### Task statement:
Gather all lines from the material that contain the word "likes".

### Data extracts:

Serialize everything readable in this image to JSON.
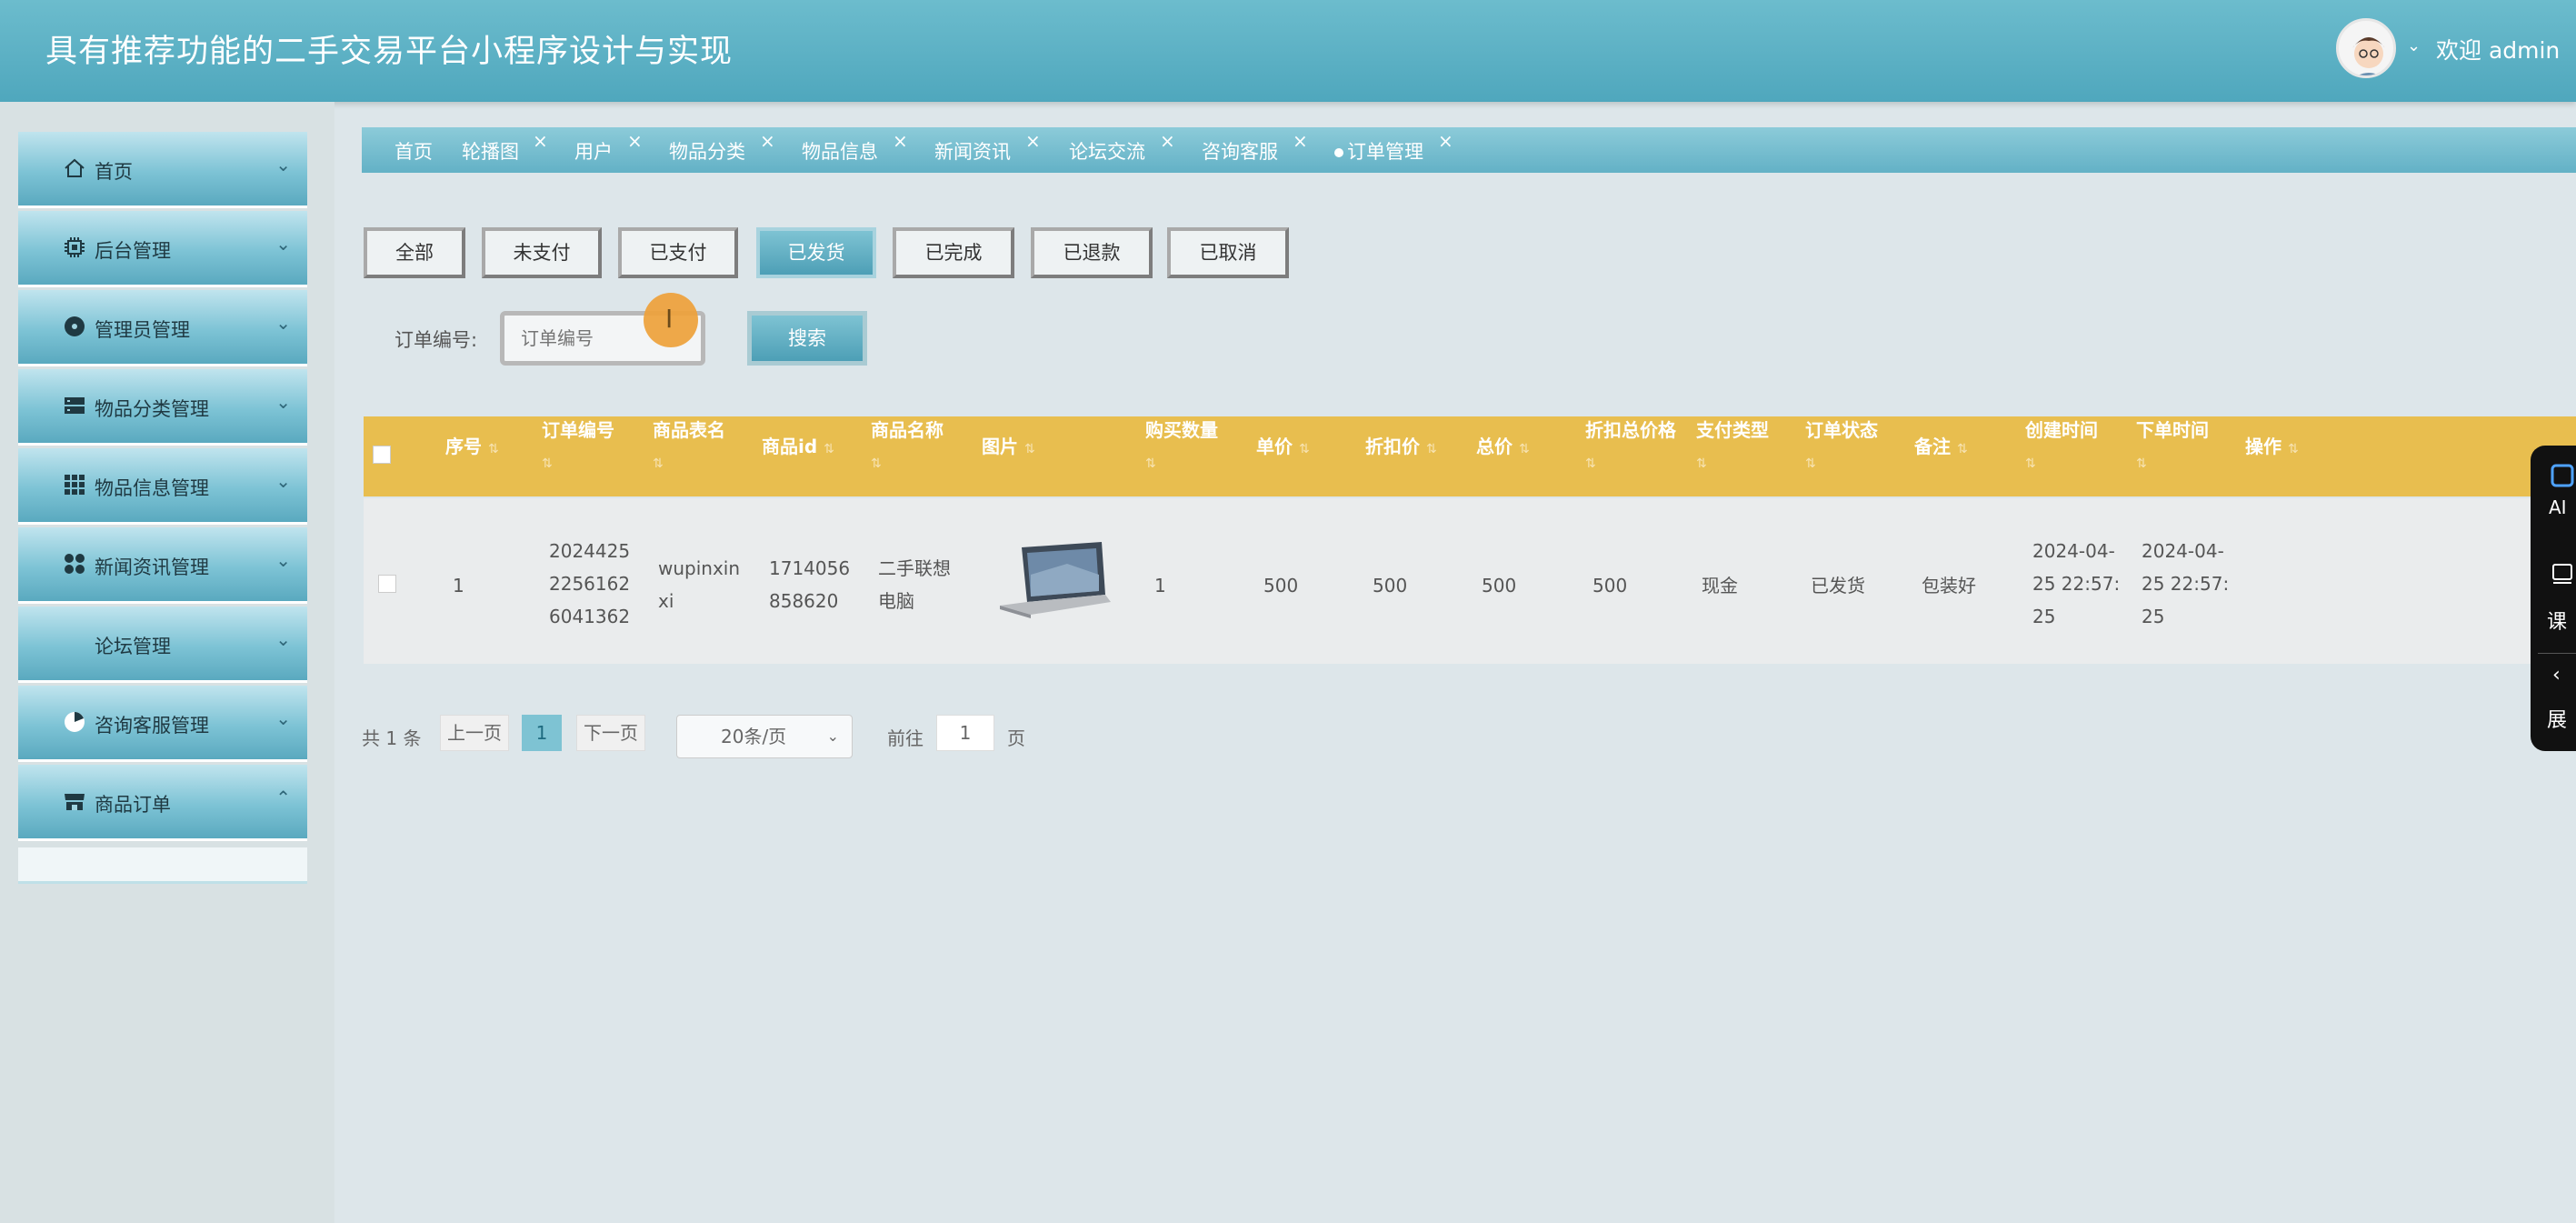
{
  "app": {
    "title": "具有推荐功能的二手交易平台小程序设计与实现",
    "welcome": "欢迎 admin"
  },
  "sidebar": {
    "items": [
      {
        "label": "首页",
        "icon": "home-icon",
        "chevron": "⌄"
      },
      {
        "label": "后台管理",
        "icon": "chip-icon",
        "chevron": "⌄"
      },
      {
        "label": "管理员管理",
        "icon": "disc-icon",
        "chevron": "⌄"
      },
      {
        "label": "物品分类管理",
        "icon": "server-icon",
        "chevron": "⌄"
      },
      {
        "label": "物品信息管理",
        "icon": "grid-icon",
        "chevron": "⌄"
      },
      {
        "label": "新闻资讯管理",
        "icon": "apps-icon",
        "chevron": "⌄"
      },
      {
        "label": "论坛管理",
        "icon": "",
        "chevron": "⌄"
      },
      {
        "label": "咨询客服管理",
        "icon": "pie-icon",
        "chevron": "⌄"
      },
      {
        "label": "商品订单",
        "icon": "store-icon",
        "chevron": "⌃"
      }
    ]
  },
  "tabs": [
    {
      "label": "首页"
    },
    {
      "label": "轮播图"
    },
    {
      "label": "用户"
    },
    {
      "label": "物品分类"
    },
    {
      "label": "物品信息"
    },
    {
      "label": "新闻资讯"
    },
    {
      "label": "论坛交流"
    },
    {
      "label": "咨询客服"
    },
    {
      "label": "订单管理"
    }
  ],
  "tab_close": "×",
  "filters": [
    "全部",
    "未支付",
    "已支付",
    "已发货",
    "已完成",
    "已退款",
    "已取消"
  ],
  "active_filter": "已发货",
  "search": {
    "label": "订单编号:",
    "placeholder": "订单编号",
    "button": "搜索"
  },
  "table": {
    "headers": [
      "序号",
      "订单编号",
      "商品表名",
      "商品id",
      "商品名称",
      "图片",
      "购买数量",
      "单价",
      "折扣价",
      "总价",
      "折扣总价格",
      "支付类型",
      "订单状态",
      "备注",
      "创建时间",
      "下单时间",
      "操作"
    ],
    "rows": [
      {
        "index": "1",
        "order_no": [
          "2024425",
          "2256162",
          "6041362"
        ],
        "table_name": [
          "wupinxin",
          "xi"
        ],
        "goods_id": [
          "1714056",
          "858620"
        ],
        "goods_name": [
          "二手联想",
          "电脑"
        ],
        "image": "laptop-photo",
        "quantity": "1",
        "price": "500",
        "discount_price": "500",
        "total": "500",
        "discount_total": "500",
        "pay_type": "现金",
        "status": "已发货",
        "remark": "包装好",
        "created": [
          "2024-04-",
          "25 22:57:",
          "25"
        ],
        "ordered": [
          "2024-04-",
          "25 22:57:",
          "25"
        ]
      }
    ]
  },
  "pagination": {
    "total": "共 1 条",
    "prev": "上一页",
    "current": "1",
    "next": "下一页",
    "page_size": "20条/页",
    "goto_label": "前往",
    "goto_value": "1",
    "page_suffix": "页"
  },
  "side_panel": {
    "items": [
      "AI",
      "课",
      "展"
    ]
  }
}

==

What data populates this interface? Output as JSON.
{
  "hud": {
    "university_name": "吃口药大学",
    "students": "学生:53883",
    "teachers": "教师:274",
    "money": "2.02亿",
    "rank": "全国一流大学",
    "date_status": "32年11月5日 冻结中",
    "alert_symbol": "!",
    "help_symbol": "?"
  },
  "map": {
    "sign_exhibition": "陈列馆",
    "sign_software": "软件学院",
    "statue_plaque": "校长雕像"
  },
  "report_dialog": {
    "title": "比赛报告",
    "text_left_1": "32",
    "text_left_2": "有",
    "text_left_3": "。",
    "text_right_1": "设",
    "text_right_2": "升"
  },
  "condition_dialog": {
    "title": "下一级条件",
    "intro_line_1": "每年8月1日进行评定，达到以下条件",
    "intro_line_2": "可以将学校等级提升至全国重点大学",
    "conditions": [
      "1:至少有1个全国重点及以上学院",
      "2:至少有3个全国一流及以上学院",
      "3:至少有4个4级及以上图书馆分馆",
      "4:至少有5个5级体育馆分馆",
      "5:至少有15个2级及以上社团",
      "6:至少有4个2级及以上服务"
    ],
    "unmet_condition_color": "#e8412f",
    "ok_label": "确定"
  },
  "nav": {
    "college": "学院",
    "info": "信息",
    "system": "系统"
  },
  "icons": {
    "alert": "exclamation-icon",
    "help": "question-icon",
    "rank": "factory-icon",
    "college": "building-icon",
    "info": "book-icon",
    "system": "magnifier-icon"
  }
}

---

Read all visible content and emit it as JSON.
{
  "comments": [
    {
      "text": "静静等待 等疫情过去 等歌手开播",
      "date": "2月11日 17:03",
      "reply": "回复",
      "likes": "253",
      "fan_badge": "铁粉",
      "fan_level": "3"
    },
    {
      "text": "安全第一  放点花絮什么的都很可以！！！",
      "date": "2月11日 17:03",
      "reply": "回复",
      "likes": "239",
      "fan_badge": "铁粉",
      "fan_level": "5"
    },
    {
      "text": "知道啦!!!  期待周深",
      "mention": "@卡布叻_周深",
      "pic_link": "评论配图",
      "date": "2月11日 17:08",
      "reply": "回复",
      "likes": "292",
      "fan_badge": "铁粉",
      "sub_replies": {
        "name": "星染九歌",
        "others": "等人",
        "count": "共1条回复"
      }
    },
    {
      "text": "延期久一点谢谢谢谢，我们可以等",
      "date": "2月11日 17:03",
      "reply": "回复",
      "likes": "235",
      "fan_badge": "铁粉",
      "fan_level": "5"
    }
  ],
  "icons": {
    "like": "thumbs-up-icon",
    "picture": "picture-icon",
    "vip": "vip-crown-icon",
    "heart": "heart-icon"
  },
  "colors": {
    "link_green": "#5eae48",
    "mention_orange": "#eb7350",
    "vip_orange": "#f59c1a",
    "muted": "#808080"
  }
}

### Output for this exercise:
      "likes": "253",
      "likes": "239",
      "likes": "292",
      "likes": "235",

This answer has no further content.